Virtual data rooms provide high-grade security layers, which means they are a much safer option over traditional file-sharing platforms. Dropbox, Drive and other services are simply not designed to protect data from external and unwanted forces. They may offer some security, but not enough to deter the sophisticated attacks orchestrated by today’s hackers.
VDRs utilize a number of security-focused features and protocols, such as:
- Military-level, 256-bit data encryption
- Multiple firewalls surrounding data centers
- Fence-view to restrict screenshot capabilities
- Digital watermarks
- Access restriction based on time, IP and other control parameters
Traditional file sharing platforms have limited functions when it comes to data and file organization. Most will allow basic organization through creating folders and subfolders. Yet, for companies with terabytes of data to store and share, more is needed. VDRs, on the other hand, do provide features for enhanced document organization.
Thus, while generic file share services may boast being fast and convenient, VDRs are able to make up some of this ground through their document organization capabilities. And, no security is sacrificed in the process.
Access Management and Control
In the corporate environment, managing access to data and information is very important. Not only does it help limit possible breaches (more access points means more windows and doors), but it also optimizes how your company uses its data resources and applications, which yields better overall efficiency.
With these access control parameters, each individual user, or group, can see only the data they’ve been given permission to access. This vastly limits the potential impact of a data breach. If, somehow, a hacker was able to gain entry through a user’s weak credentials or otherwise, they’d have very limited access to your corporate data.
Expert guidance and onsite implementation
The Box story provides an excellent example of how bad user education can lead to poor configuration and unsecured data. The best VDR service providers will coach your IT department, management and end-users on how to structure and use your data rooms in the most secure and efficient ways.
Every organization is different, which means their data storage and file sharing needs are also unique. With the right VDR solution, this expert advice will be custom-tailored to your business and its needs, which creates the absolute best results.

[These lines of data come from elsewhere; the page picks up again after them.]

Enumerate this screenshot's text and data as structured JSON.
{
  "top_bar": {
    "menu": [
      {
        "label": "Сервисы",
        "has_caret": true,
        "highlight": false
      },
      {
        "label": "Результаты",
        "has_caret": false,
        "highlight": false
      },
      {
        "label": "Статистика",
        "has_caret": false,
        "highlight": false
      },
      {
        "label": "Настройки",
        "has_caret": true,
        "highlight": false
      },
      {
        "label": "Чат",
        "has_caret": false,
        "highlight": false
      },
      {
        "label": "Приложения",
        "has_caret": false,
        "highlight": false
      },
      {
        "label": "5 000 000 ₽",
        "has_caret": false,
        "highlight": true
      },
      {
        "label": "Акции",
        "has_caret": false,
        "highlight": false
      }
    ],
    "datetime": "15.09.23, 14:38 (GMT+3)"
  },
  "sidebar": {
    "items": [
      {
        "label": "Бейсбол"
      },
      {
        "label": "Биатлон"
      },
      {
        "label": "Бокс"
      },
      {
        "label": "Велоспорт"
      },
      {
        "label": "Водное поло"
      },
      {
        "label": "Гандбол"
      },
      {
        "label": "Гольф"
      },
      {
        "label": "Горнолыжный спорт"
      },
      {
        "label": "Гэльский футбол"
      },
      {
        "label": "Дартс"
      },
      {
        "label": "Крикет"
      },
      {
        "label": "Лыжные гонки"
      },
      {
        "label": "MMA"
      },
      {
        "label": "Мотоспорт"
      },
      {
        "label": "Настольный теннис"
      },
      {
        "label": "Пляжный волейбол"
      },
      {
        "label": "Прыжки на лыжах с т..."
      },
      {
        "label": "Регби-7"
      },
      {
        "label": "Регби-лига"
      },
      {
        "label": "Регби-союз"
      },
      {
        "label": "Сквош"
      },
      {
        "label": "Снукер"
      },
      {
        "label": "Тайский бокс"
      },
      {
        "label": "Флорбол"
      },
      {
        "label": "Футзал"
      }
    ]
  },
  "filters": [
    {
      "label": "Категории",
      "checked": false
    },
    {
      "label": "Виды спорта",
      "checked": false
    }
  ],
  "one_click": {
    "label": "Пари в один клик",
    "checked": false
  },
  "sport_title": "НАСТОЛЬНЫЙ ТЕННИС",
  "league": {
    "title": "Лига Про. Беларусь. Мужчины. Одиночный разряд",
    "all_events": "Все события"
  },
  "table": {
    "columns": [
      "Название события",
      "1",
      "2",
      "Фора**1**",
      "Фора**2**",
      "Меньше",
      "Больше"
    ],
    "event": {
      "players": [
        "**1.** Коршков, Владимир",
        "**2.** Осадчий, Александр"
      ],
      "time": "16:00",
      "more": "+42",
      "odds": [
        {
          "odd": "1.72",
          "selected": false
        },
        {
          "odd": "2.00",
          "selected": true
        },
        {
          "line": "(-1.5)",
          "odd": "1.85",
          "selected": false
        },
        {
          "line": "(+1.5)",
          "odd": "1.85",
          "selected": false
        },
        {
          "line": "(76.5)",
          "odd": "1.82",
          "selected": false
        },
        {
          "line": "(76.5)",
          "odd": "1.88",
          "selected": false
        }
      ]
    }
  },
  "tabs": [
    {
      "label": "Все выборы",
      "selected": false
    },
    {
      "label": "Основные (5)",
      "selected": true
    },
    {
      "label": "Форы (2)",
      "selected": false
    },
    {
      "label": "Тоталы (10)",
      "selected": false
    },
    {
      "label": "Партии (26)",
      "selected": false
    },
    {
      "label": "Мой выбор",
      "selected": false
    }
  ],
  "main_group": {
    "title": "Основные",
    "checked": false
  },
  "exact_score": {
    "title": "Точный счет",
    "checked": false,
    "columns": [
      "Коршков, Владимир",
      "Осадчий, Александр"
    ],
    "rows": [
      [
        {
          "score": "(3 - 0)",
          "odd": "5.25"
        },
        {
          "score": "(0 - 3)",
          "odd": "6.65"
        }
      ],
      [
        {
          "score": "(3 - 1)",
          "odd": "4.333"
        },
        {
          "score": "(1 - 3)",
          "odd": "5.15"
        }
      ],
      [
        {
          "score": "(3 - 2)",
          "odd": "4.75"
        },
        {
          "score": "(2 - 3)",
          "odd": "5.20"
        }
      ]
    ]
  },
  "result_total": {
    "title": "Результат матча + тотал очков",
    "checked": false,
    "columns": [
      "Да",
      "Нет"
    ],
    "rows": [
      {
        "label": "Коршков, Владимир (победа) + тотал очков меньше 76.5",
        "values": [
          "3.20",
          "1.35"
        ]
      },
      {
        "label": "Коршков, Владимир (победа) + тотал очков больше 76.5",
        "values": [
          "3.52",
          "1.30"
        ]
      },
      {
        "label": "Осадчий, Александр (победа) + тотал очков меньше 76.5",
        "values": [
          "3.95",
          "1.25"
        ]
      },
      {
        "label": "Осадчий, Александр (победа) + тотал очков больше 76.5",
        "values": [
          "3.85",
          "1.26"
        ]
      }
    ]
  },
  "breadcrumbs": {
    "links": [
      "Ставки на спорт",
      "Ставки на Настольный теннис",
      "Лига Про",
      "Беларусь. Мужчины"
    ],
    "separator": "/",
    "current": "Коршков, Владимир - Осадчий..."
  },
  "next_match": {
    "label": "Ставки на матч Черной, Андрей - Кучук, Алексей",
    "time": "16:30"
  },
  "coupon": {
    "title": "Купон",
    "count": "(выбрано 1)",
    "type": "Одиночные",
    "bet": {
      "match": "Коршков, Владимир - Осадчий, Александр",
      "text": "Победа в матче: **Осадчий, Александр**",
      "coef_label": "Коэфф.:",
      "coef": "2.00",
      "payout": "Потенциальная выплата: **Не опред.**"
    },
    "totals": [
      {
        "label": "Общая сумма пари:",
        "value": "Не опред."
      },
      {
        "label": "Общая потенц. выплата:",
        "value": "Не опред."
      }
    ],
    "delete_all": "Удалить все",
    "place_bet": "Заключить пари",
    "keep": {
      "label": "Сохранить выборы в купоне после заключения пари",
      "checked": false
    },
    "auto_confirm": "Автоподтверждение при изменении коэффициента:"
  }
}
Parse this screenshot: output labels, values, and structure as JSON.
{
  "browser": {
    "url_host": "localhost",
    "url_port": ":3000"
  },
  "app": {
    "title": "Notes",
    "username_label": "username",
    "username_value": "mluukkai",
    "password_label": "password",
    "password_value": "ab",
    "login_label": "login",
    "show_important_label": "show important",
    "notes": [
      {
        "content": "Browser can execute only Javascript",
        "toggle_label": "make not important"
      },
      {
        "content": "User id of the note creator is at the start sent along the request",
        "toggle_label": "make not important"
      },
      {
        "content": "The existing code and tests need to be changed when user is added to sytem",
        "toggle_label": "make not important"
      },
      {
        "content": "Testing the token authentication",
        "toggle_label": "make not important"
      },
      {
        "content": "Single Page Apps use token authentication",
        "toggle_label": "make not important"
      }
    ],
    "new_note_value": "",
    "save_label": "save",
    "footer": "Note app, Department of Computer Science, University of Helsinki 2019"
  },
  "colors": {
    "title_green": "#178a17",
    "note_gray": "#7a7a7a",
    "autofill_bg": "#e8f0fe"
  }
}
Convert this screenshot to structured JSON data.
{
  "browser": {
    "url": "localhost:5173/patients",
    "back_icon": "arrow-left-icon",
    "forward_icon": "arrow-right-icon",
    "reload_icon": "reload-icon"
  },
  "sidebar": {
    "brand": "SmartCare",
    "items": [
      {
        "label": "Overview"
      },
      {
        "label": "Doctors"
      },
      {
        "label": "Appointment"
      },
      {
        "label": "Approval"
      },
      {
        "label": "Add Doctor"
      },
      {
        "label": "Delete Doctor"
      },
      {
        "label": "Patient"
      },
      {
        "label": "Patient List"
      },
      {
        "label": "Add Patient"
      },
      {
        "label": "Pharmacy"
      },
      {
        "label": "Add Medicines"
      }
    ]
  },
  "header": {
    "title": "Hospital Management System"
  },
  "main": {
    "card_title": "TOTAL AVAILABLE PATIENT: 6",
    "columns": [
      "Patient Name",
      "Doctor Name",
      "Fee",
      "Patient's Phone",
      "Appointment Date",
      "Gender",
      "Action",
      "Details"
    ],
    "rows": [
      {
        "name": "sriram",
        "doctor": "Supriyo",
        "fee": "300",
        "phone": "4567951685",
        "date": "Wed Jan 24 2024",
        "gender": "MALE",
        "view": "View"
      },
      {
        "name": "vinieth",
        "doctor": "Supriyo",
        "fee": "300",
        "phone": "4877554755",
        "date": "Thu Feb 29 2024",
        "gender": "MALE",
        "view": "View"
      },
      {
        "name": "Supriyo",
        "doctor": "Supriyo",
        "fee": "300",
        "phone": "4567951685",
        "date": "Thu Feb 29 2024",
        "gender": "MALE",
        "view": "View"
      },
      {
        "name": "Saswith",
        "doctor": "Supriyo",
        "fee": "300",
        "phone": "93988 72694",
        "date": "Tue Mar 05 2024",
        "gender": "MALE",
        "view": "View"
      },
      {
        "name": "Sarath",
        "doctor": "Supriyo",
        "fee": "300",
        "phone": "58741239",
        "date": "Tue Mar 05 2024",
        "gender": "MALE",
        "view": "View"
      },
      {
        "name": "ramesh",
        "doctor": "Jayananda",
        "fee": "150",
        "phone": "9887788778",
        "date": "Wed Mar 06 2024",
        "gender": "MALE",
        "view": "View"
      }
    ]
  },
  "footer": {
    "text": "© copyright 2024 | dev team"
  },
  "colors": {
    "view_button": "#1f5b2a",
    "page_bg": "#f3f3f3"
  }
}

The Better Investment
As the world grows more and more accustomed to hearing about data breaches in the news, the need for responsible data management grows. A 2017 report revealed that 87% of consumers are willing to take their customer loyalty elsewhere, if they don’t trust a company’s data security. Thus, for businesses and banking, credit or financial institutions, data security is essential to survival and maintaining customer relations.
Cloud file sharing and data storage platforms have notably been a cause for concern, especially given the latest headlines related to IT and data security. However, these tools are necessary in the modern age, where workforces are scattered and the need for a centralized and accessible file room is increasingly vital.
The answer to solve both obstacles is virtual data rooms. They provide the security that corporations (and their customers) want, while also offering the virtual workspace that businesses need to allow their employees to collaborate and efficiently share information.
That said, traditional file-sharing services are notably cheaper compared to VDRs. However, when you consider the negative drawbacks that a data breach can produce, especially if the number of exposed records is high, that price is quickly justified. Your company can not only lose a chunk of their market share, but severe data breaches can leave corporate reputations in tatters. Sometimes, irreparably so.
The simple truth is that investing in this type of ultra-secure file sharing solution demonstrates a commitment to your customers and clients that you are invested in their security and the preservation of their sensitive information.